Records shown -
───
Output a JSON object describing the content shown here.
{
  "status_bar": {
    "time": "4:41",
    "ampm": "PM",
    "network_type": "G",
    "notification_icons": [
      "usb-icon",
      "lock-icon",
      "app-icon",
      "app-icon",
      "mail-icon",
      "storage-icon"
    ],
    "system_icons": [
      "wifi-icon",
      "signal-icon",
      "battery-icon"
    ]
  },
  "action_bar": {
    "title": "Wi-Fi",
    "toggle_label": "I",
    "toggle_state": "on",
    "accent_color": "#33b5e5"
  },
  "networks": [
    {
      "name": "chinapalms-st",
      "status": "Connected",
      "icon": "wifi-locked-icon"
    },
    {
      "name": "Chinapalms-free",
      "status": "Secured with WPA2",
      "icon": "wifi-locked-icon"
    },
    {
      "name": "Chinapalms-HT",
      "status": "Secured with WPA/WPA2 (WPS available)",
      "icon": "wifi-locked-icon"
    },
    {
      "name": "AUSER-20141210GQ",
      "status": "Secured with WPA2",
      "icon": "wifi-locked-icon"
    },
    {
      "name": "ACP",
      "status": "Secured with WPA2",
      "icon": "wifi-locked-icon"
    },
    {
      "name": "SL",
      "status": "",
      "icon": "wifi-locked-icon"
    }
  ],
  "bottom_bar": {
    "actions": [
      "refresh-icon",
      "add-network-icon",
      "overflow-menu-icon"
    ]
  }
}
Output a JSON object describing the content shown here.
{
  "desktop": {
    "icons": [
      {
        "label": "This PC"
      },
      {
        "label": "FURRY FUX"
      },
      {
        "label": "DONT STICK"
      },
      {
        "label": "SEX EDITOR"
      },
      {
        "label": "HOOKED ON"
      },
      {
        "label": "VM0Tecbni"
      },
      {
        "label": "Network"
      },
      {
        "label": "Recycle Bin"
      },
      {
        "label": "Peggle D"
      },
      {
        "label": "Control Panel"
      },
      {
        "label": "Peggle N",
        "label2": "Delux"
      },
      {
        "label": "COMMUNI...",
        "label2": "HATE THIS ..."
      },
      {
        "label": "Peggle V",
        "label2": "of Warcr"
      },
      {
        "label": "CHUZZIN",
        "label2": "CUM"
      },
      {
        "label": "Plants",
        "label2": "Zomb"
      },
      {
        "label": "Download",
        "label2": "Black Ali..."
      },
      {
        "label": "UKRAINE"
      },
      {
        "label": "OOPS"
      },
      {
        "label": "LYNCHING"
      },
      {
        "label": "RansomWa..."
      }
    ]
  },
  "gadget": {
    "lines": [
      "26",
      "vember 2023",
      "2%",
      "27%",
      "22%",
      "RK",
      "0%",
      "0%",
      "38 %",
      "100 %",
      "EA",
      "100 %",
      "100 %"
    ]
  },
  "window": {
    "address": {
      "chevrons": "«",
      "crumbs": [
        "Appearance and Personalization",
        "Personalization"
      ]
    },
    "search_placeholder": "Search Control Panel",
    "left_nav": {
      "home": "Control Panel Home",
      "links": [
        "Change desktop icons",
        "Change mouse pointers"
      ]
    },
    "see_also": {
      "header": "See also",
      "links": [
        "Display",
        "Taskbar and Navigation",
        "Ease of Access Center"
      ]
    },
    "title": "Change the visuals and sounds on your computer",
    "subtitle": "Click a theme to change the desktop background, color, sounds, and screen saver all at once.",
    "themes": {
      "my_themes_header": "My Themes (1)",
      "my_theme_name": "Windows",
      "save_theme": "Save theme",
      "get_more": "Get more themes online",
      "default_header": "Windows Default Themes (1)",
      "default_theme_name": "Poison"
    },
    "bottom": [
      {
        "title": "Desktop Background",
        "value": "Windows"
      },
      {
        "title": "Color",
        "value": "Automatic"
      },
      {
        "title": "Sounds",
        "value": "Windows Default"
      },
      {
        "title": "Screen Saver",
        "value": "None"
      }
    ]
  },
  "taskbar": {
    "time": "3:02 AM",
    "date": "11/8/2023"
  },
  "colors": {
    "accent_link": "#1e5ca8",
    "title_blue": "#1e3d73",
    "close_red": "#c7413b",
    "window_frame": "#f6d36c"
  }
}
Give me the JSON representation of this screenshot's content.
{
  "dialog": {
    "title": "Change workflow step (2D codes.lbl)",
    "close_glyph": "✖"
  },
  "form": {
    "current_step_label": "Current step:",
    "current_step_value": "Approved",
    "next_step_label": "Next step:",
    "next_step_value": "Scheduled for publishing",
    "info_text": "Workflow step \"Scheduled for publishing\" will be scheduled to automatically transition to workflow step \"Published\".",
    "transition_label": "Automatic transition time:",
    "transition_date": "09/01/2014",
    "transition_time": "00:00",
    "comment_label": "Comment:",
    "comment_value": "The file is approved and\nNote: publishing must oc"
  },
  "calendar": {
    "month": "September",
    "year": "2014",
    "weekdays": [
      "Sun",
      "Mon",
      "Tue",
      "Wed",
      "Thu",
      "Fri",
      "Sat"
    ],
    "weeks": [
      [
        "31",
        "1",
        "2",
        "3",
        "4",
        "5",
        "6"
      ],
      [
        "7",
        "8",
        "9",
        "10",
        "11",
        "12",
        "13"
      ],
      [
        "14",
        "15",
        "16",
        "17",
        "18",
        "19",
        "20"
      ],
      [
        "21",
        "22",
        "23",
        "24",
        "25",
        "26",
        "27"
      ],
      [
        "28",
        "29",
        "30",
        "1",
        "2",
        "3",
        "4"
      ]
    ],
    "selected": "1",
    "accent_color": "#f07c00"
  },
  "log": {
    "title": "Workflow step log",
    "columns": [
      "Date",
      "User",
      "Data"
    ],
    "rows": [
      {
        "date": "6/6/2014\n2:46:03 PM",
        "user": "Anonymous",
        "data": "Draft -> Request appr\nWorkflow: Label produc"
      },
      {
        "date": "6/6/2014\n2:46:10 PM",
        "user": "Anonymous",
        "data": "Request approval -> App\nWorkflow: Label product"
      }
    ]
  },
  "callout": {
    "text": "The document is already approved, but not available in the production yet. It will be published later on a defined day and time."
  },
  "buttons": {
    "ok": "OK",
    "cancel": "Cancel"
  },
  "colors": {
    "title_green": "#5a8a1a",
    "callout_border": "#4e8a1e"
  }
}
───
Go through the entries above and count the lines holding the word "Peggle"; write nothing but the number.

Task result - 3